• _WHAT YOU SHOULD DO_: Only the lines that include "label" should be copied from the data below.

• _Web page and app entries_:

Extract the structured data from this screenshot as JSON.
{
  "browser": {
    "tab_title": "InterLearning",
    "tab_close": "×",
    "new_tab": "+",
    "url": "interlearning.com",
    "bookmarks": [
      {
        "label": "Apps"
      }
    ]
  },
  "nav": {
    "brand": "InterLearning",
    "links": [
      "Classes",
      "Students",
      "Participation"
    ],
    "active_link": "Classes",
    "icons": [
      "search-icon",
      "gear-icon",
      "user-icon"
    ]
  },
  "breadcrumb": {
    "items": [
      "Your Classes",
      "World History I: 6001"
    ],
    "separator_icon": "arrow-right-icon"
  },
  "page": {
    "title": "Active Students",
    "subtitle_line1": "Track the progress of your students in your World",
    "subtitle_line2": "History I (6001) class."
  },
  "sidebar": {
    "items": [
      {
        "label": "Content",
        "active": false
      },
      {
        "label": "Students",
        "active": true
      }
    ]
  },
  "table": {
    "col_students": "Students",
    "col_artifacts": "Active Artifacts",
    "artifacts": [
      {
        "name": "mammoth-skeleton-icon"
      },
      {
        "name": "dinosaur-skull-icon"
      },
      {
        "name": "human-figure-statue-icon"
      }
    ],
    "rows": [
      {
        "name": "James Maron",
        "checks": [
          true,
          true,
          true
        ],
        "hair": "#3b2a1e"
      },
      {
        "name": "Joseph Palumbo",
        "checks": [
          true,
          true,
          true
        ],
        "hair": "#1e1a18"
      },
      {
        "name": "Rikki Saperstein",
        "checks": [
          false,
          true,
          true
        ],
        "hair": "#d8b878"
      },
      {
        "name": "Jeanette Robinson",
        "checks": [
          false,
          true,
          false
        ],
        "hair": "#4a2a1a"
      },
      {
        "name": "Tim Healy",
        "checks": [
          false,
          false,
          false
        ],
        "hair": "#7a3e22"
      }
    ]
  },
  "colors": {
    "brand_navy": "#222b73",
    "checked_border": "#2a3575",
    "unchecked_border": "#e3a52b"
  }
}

• _SOLUTION_:
        "label": "Apps"
        "label": "Content",
        "label": "Students",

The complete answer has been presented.